• [Directions] Pick every line from the data that holds the word "screenshot".

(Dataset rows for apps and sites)
- - -

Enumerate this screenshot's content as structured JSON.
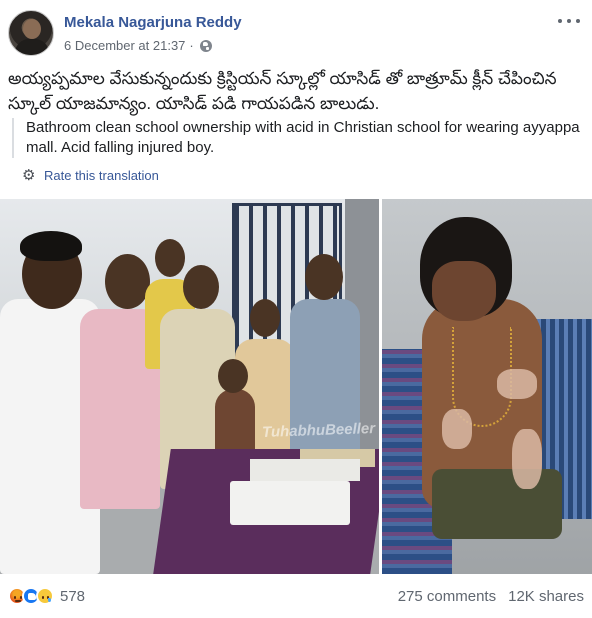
{
  "post": {
    "author": "Mekala Nagarjuna Reddy",
    "timestamp": "6 December at 21:37",
    "separator": "·",
    "privacy_icon": "globe-icon",
    "more_icon": "more-horizontal-icon",
    "body_text": "అయ్యప్పమాల వేసుకున్నందుకు క్రిస్టియన్ స్కూల్లో యాసిడ్ తో బాత్రూమ్ క్లీన్ చేపించిన స్కూల్ యాజమాన్యం. యాసిడ్ పడి గాయపడిన బాలుడు.",
    "translation_text": "Bathroom clean school ownership with acid in Christian school for wearing ayyappa mall. Acid falling injured boy.",
    "rate_translation": "Rate this translation",
    "photo_watermark": "TuhabhuBeeller"
  },
  "footer": {
    "reaction_icons": [
      "angry-icon",
      "like-icon",
      "sad-icon"
    ],
    "reaction_count": "578",
    "comments": "275 comments",
    "shares": "12K shares"
  },
  "colors": {
    "link": "#385898",
    "secondary_text": "#606770",
    "like_blue": "#1877f2"
  }
}
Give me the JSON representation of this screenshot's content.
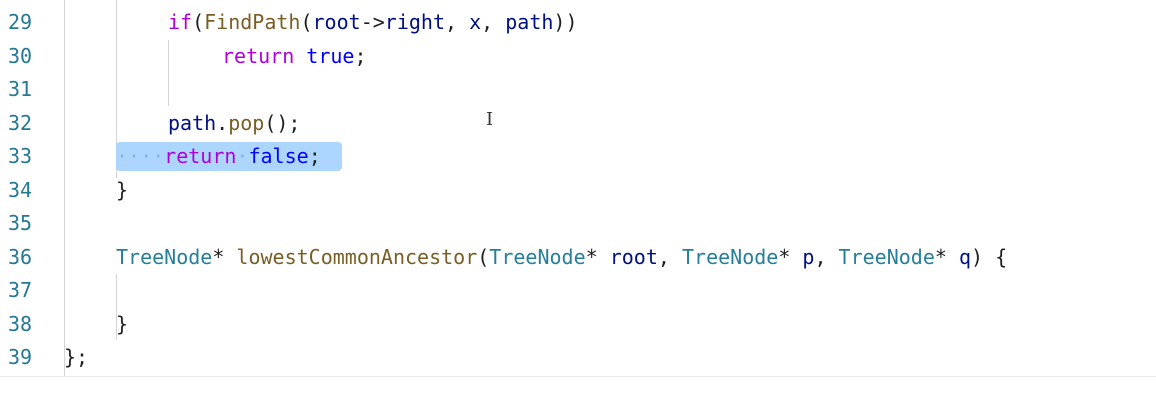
{
  "editor": {
    "lines": [
      {
        "num": "29",
        "tokens": [
          {
            "t": "if",
            "c": "kw-ctrl"
          },
          {
            "t": "(",
            "c": "punc"
          },
          {
            "t": "FindPath",
            "c": "fn"
          },
          {
            "t": "(",
            "c": "punc"
          },
          {
            "t": "root",
            "c": "var"
          },
          {
            "t": "->",
            "c": "punc"
          },
          {
            "t": "right",
            "c": "var"
          },
          {
            "t": ", ",
            "c": "punc"
          },
          {
            "t": "x",
            "c": "var"
          },
          {
            "t": ", ",
            "c": "punc"
          },
          {
            "t": "path",
            "c": "var"
          },
          {
            "t": "))",
            "c": "punc"
          }
        ]
      },
      {
        "num": "30",
        "tokens": [
          {
            "t": "return",
            "c": "kw-ctrl"
          },
          {
            "t": " ",
            "c": "punc"
          },
          {
            "t": "true",
            "c": "kw"
          },
          {
            "t": ";",
            "c": "punc"
          }
        ]
      },
      {
        "num": "31",
        "tokens": []
      },
      {
        "num": "32",
        "tokens": [
          {
            "t": "path",
            "c": "var"
          },
          {
            "t": ".",
            "c": "punc"
          },
          {
            "t": "pop",
            "c": "fn"
          },
          {
            "t": "();",
            "c": "punc"
          }
        ]
      },
      {
        "num": "33",
        "tokens": [
          {
            "t": "····",
            "c": "ws-dots"
          },
          {
            "t": "return",
            "c": "kw-ctrl"
          },
          {
            "t": "·",
            "c": "ws-dots"
          },
          {
            "t": "false",
            "c": "kw"
          },
          {
            "t": ";",
            "c": "punc"
          }
        ]
      },
      {
        "num": "34",
        "tokens": [
          {
            "t": "}",
            "c": "punc"
          }
        ]
      },
      {
        "num": "35",
        "tokens": []
      },
      {
        "num": "36",
        "tokens": [
          {
            "t": "TreeNode",
            "c": "type"
          },
          {
            "t": "* ",
            "c": "punc"
          },
          {
            "t": "lowestCommonAncestor",
            "c": "fn"
          },
          {
            "t": "(",
            "c": "punc"
          },
          {
            "t": "TreeNode",
            "c": "type"
          },
          {
            "t": "* ",
            "c": "punc"
          },
          {
            "t": "root",
            "c": "var"
          },
          {
            "t": ", ",
            "c": "punc"
          },
          {
            "t": "TreeNode",
            "c": "type"
          },
          {
            "t": "* ",
            "c": "punc"
          },
          {
            "t": "p",
            "c": "var"
          },
          {
            "t": ", ",
            "c": "punc"
          },
          {
            "t": "TreeNode",
            "c": "type"
          },
          {
            "t": "* ",
            "c": "punc"
          },
          {
            "t": "q",
            "c": "var"
          },
          {
            "t": ") {",
            "c": "punc"
          }
        ]
      },
      {
        "num": "37",
        "tokens": []
      },
      {
        "num": "38",
        "tokens": [
          {
            "t": "}",
            "c": "punc"
          }
        ]
      },
      {
        "num": "39",
        "tokens": [
          {
            "t": "};",
            "c": "punc"
          }
        ]
      }
    ],
    "cursor_glyph": "I"
  },
  "colors": {
    "line_number": "#237893",
    "control_keyword": "#af00db",
    "keyword": "#0000ff",
    "function": "#795e26",
    "type": "#267f99",
    "variable": "#001080",
    "selection": "#add6ff"
  }
}
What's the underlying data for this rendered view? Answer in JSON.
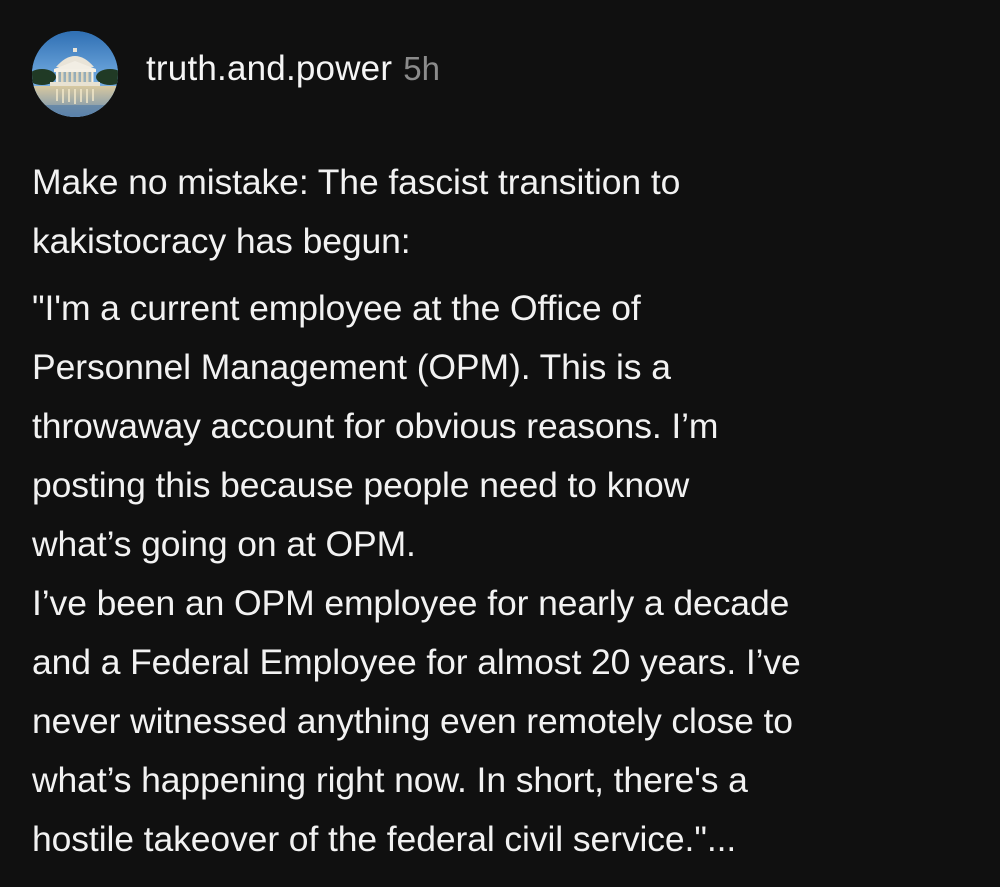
{
  "post": {
    "username": "truth.and.power",
    "timestamp": "5h",
    "paragraphs": [
      {
        "lines": [
          "Make no mistake: The fascist transition to",
          "kakistocracy has begun:"
        ]
      },
      {
        "lines": [
          "\"I'm a current employee at the Office of",
          "Personnel Management (OPM). This is a",
          "throwaway account for obvious reasons. I’m",
          "posting this because people need to know",
          "what’s going on at OPM."
        ]
      },
      {
        "lines": [
          "I’ve been an OPM employee for nearly a decade",
          "and a Federal Employee for almost 20 years. I’ve",
          "never witnessed anything even remotely close to",
          "what’s happening right now. In short, there's a",
          "hostile takeover of the federal civil service.\"..."
        ]
      }
    ]
  },
  "colors": {
    "background": "#101010",
    "text": "#f2f2f2",
    "timestamp": "#8b8b8b"
  }
}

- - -

• [Answer to this problem]
Enumerate this screenshot's content as structured JSON.
Give me the JSON representation of this screenshot's content.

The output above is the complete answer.